In addition to the Gen. Thomas D. White Environmental Awards, Arnold AFB, Tenn.; Tinker AFB; Dover AFB, Del.; and Gary M. O'Donnell of Hickam AFB, Hawaii, took half of the eight awards given annually for outstanding work in DOD environmental programs. They were honored at the corresponding Secretary of Defense Environmental Awards Ceremony June 7.

Arnold AFB won the Natural Resources Conservation for a Large Installation award. This award recognizes efforts to promote the conservation of natural resources, the sound management and use of land and its resources and the promotion of conservation.

Special recovery efforts at Arnold AFB led to a rare species found on the site being removed from the threatened list. The base also saved $50,000 by obtaining jurisdiction over its wetlands and conducted conservation education with off-base wildlife organizations.

Dover AFB officials received the Environmental Restoration-Installation award, which recognizes efforts to protect human health and the environment by cleaning up identified DOD sites in a timely, cost-efficient and responsive manner.

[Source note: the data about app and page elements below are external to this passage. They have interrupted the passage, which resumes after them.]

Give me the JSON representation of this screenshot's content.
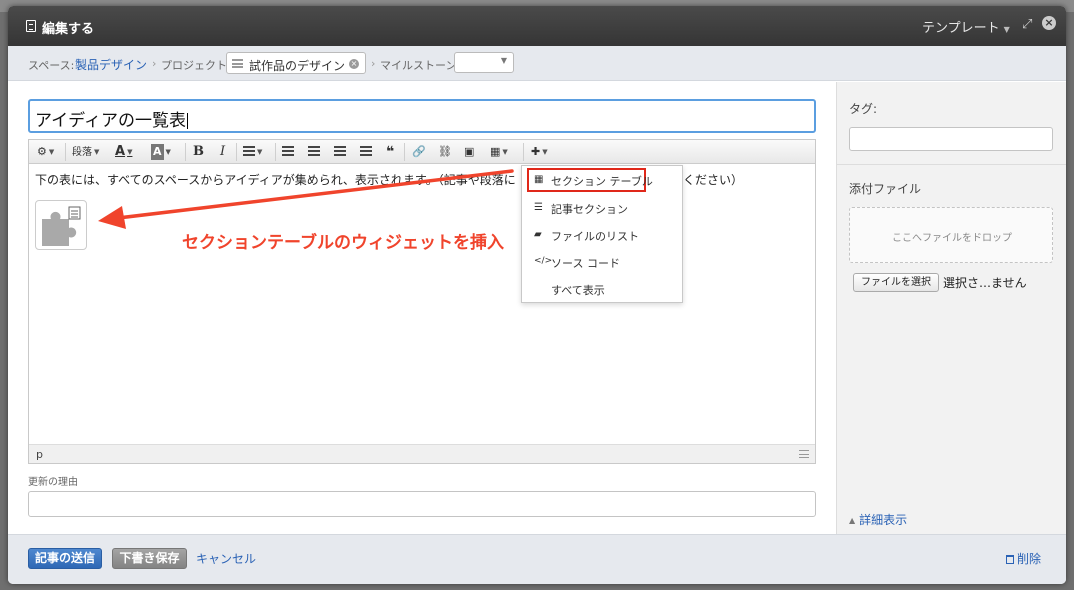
{
  "window": {
    "title": "編集する",
    "template_menu": "テンプレート"
  },
  "breadcrumb": {
    "space_label": "スペース:",
    "space_value": "製品デザイン",
    "project_label": "プロジェクト",
    "project_value": "試作品のデザイン",
    "milestone_label": "マイルストーン",
    "milestone_value": ""
  },
  "editor": {
    "title_value": "アイディアの一覧表",
    "toolbar": {
      "paragraph": "段落"
    },
    "body_text": "下の表には、すべてのスペースからアイディアが集められ、表示されます。（記事や段落に",
    "body_text_tail": "ください）",
    "status_element": "p"
  },
  "insert_menu": {
    "items": [
      {
        "label": "セクション テーブル",
        "icon": "grid-icon",
        "highlighted": true
      },
      {
        "label": "記事セクション",
        "icon": "list-icon"
      },
      {
        "label": "ファイルのリスト",
        "icon": "folder-icon"
      },
      {
        "label": "ソース コード",
        "icon": "code-icon"
      },
      {
        "label": "すべて表示",
        "icon": ""
      }
    ]
  },
  "annotation": {
    "text": "セクションテーブルのウィジェットを挿入",
    "color": "#f0442c"
  },
  "reason": {
    "label": "更新の理由",
    "value": ""
  },
  "sidebar": {
    "tag_label": "タグ:",
    "tag_value": "",
    "attachments_label": "添付ファイル",
    "dropzone_text": "ここへファイルをドロップ",
    "file_button": "ファイルを選択",
    "file_status": "選択さ…ません",
    "details_link": "詳細表示"
  },
  "footer": {
    "submit": "記事の送信",
    "draft": "下書き保存",
    "cancel": "キャンセル",
    "delete": "削除"
  },
  "colors": {
    "accent": "#2a62b5",
    "highlight": "#e0281a"
  }
}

Dover AFB officials met the Air Force's goal of completing or installing environmental restoration remedies six years ahead of schedule. Dover AFB members restored natural resources for use in supporting the base's warfighting mission, constructed remediation systems underneath the taxiway without impact to the mission, and set an Air Force record for obtaining regulator signatures on six Records of Decisions for 39 sites in six months.

Mr. O'Donnell won the Cultural Resources Management Individual Excellence Award for his efforts to protect historical and cultural resources. He invited local community members to participate in landscape maintenance of a Native Hawaiian burial vault, implemented the "Preserve America's Interpretive Plan" for heritage tourism, and educated base planners and engineers on adaptive use of historic structures.

Tinker AFB was selected for the Environmental Quality-Industrial Installation Award. This award is given for efforts to ensure mission accomplishment and protection of human health through the implementation of environmental management systems and pollution prevention.

Tinker AFB officials converted B-1BLancer, B-52 and C-130 Hercules aircraft surface treatment to a more environmentally sound process, saving $120,000 annually. Additionally, Tinker AFB members' use of alternative fuels in 75 percent of base vehicles will reduce air emissions by 20 tons per year.

"This is the cream of the crop," said William C. Anderson, assistant secretary of the Air Force for Installations, Environment and Logistics. "An amazing group of projects, ingenuity and free thinking brought these folks to this point."

"Around the Air Force, folks are doing great things," he said. "We will meet our environmental remedy two years ahead of the DOD commitment, by 2012. We're the largest green power purchaser in America, we're helping to wean the country off its addiction to oil, we're installing the largest solar array at Nellis AFB and more," he said.

"Today it's not just environment -- we have an expanded definition -- it's now energy and environment, woven together very tightly, never to be separated again."